== Items from a data source ==
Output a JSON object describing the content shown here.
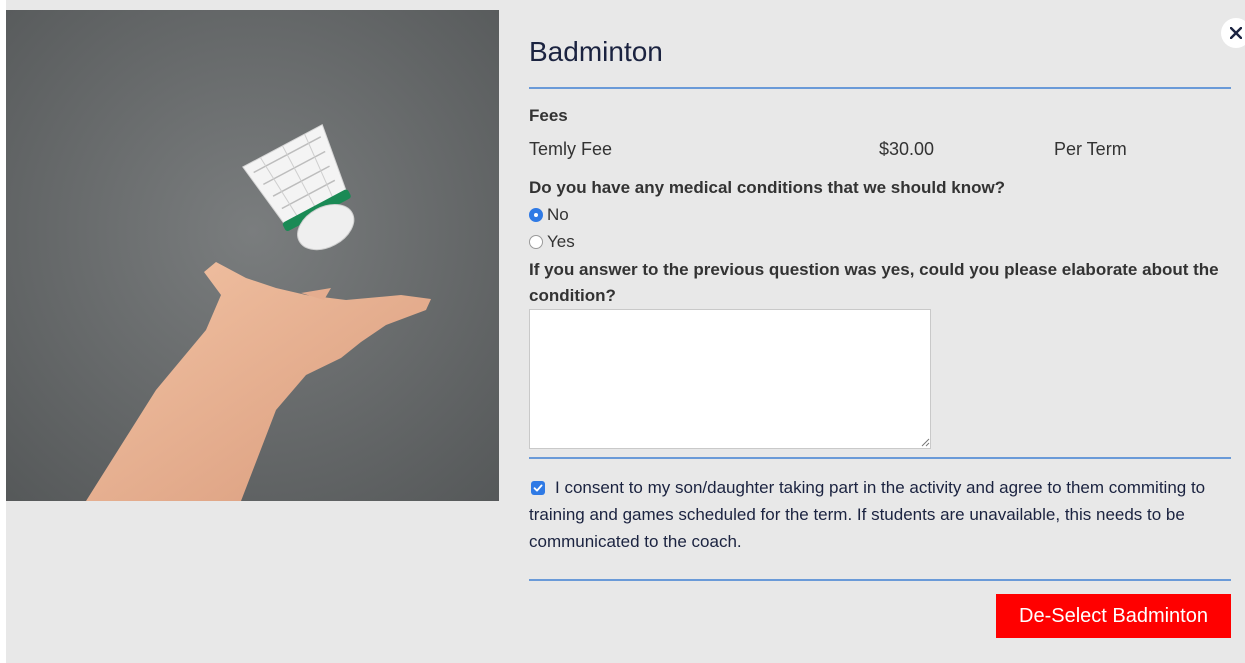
{
  "modal": {
    "title": "Badminton",
    "close_icon": "close-icon"
  },
  "fees": {
    "label": "Fees",
    "items": [
      {
        "name": "Temly Fee",
        "amount": "$30.00",
        "period": "Per Term"
      }
    ]
  },
  "medical": {
    "question": "Do you have any medical conditions that we should know?",
    "options": [
      {
        "label": "No",
        "checked": true
      },
      {
        "label": "Yes",
        "checked": false
      }
    ],
    "elaborate_question": "If you answer to the previous question was yes, could you please elaborate about the condition?",
    "elaborate_value": ""
  },
  "consent": {
    "checked": true,
    "text": "I consent to my son/daughter taking part in the activity and agree to them commiting to training and games scheduled for the term. If students are unavailable, this needs to be communicated to the coach."
  },
  "actions": {
    "deselect_label": "De-Select Badminton"
  },
  "colors": {
    "accent": "#2f7ae5",
    "rule": "#6a9ad8",
    "danger": "#ff0000",
    "background": "#e8e8e8",
    "title": "#1b2340"
  }
}
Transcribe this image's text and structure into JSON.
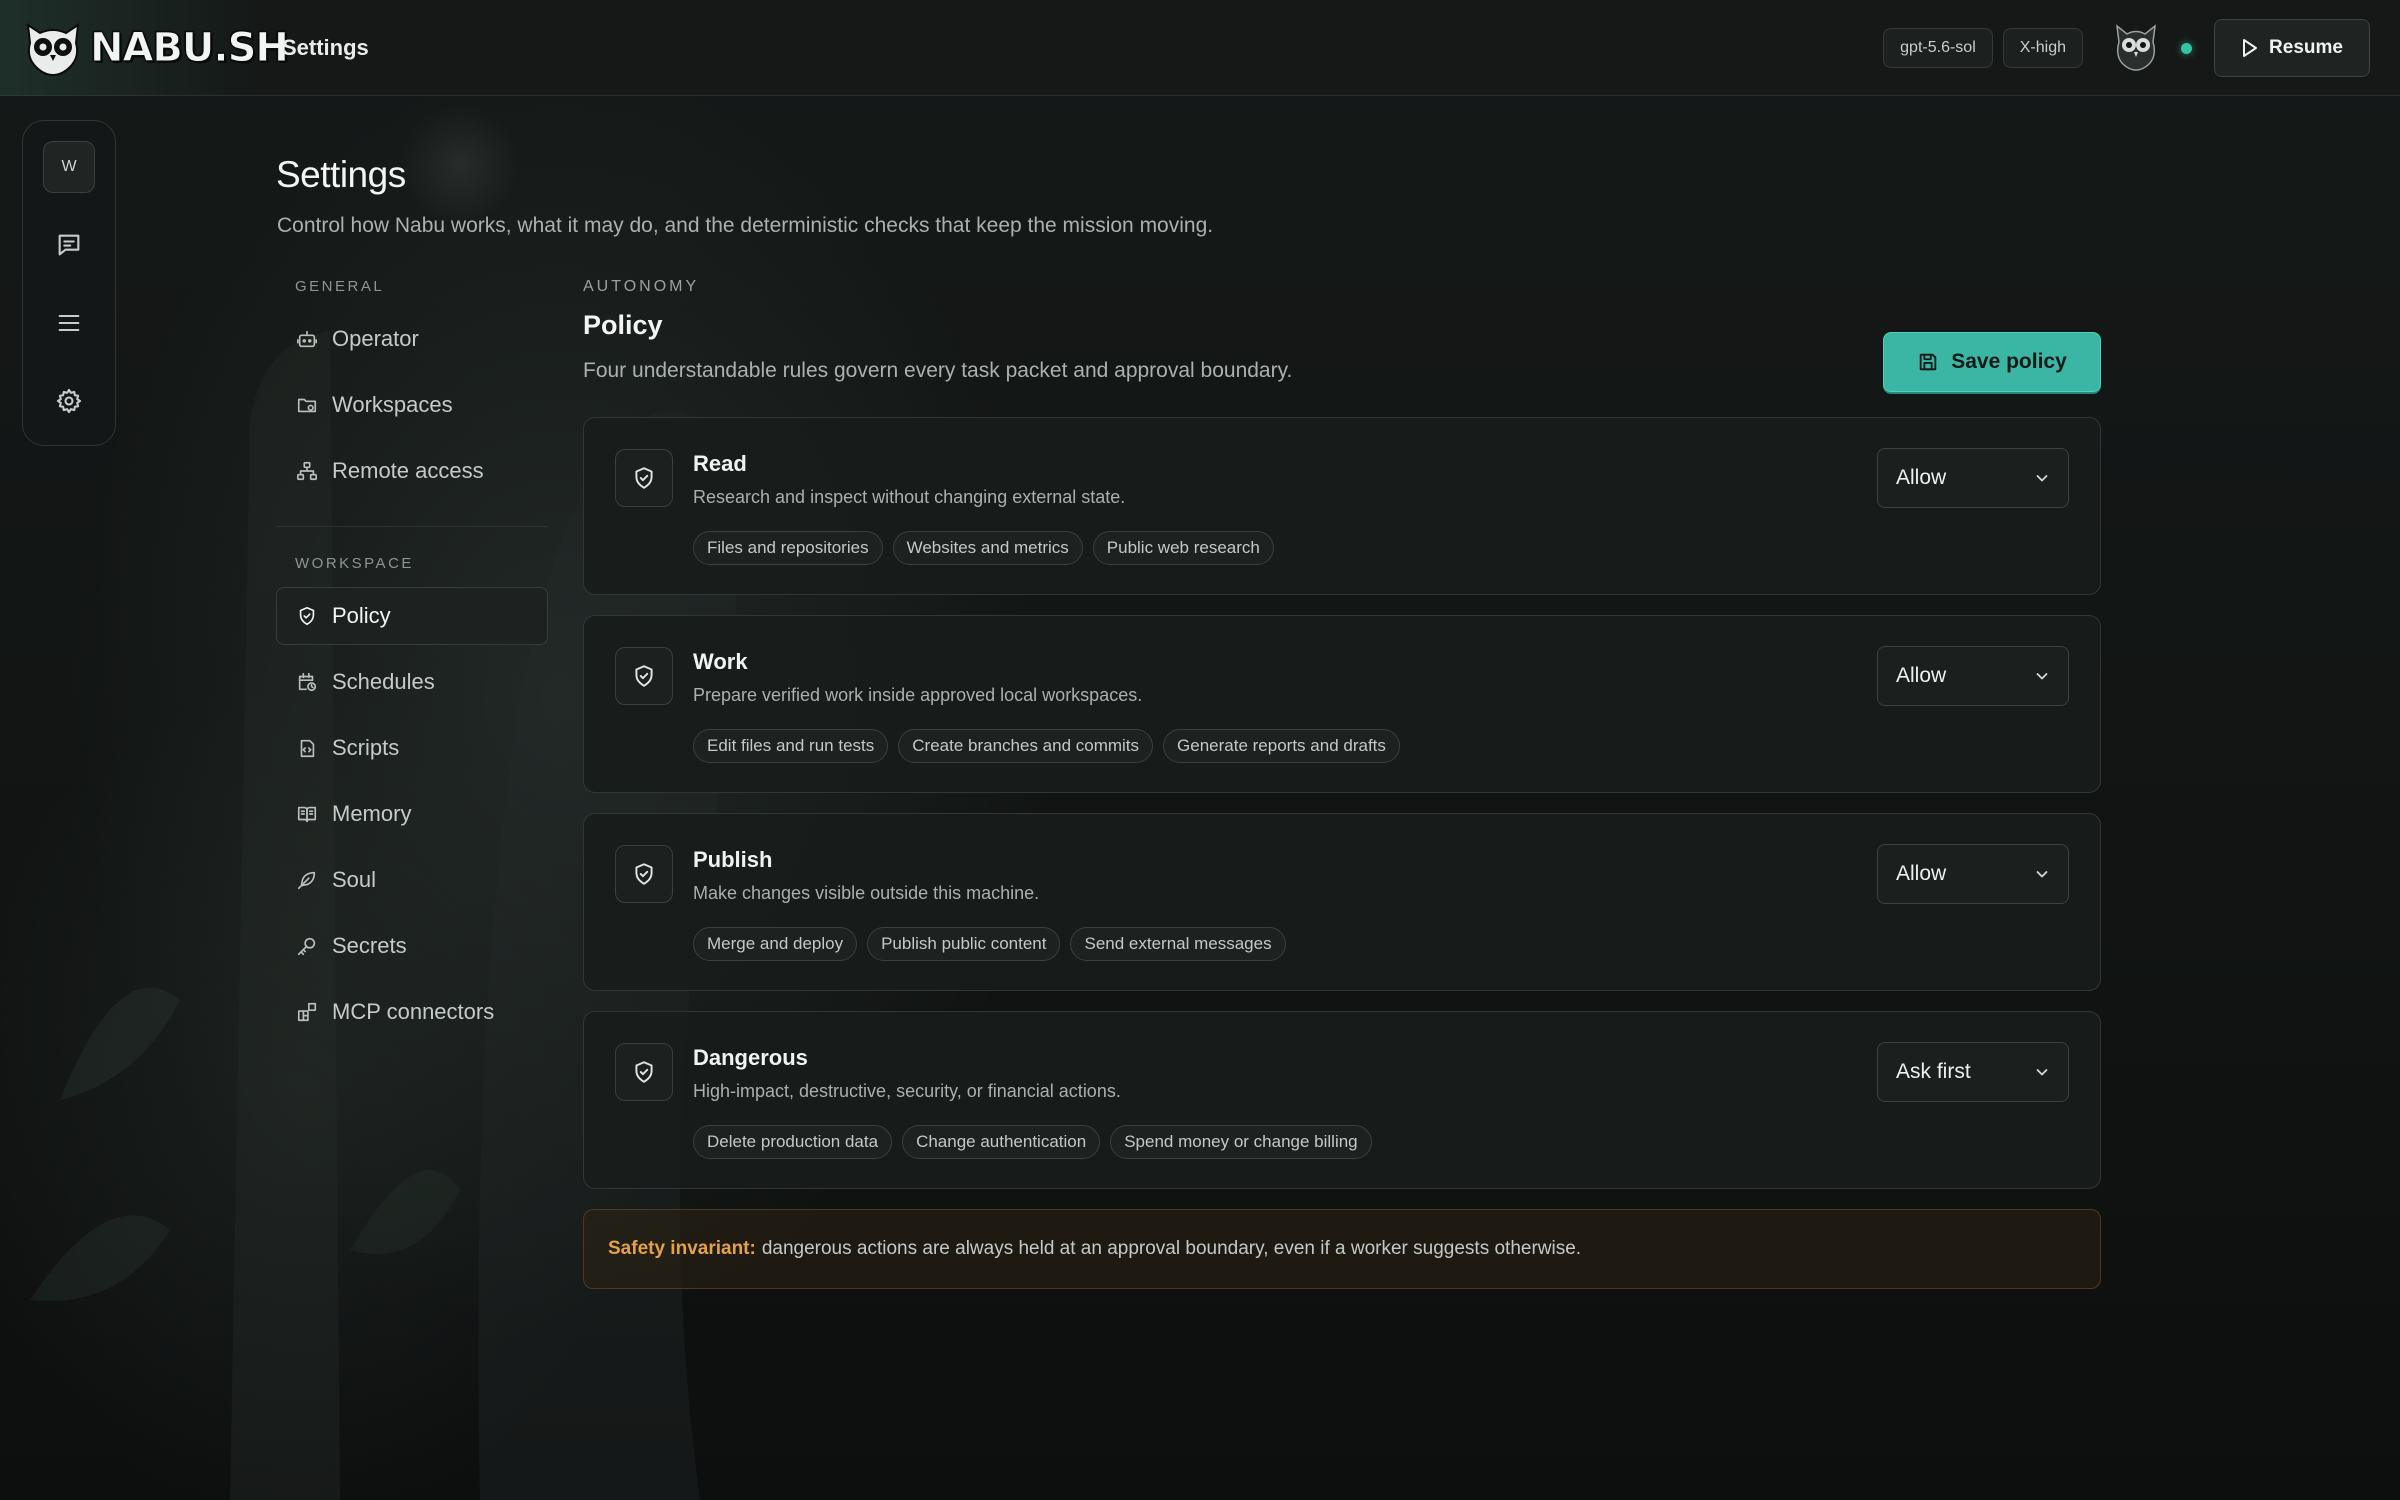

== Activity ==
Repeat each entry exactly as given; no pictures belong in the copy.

== Response to this exercise ==
Output a JSON object describing the content shown here.
{
  "modal": {
    "title": "Badminton",
    "close_icon": "close-icon"
  },
  "fees": {
    "label": "Fees",
    "items": [
      {
        "name": "Temly Fee",
        "amount": "$30.00",
        "period": "Per Term"
      }
    ]
  },
  "medical": {
    "question": "Do you have any medical conditions that we should know?",
    "options": [
      {
        "label": "No",
        "checked": true
      },
      {
        "label": "Yes",
        "checked": false
      }
    ],
    "elaborate_question": "If you answer to the previous question was yes, could you please elaborate about the condition?",
    "elaborate_value": ""
  },
  "consent": {
    "checked": true,
    "text": "I consent to my son/daughter taking part in the activity and agree to them commiting to training and games scheduled for the term. If students are unavailable, this needs to be communicated to the coach."
  },
  "actions": {
    "deselect_label": "De-Select Badminton"
  },
  "colors": {
    "accent": "#2f7ae5",
    "rule": "#6a9ad8",
    "danger": "#ff0000",
    "background": "#e8e8e8",
    "title": "#1b2340"
  }
}
Transcribe this image's text and structure into JSON.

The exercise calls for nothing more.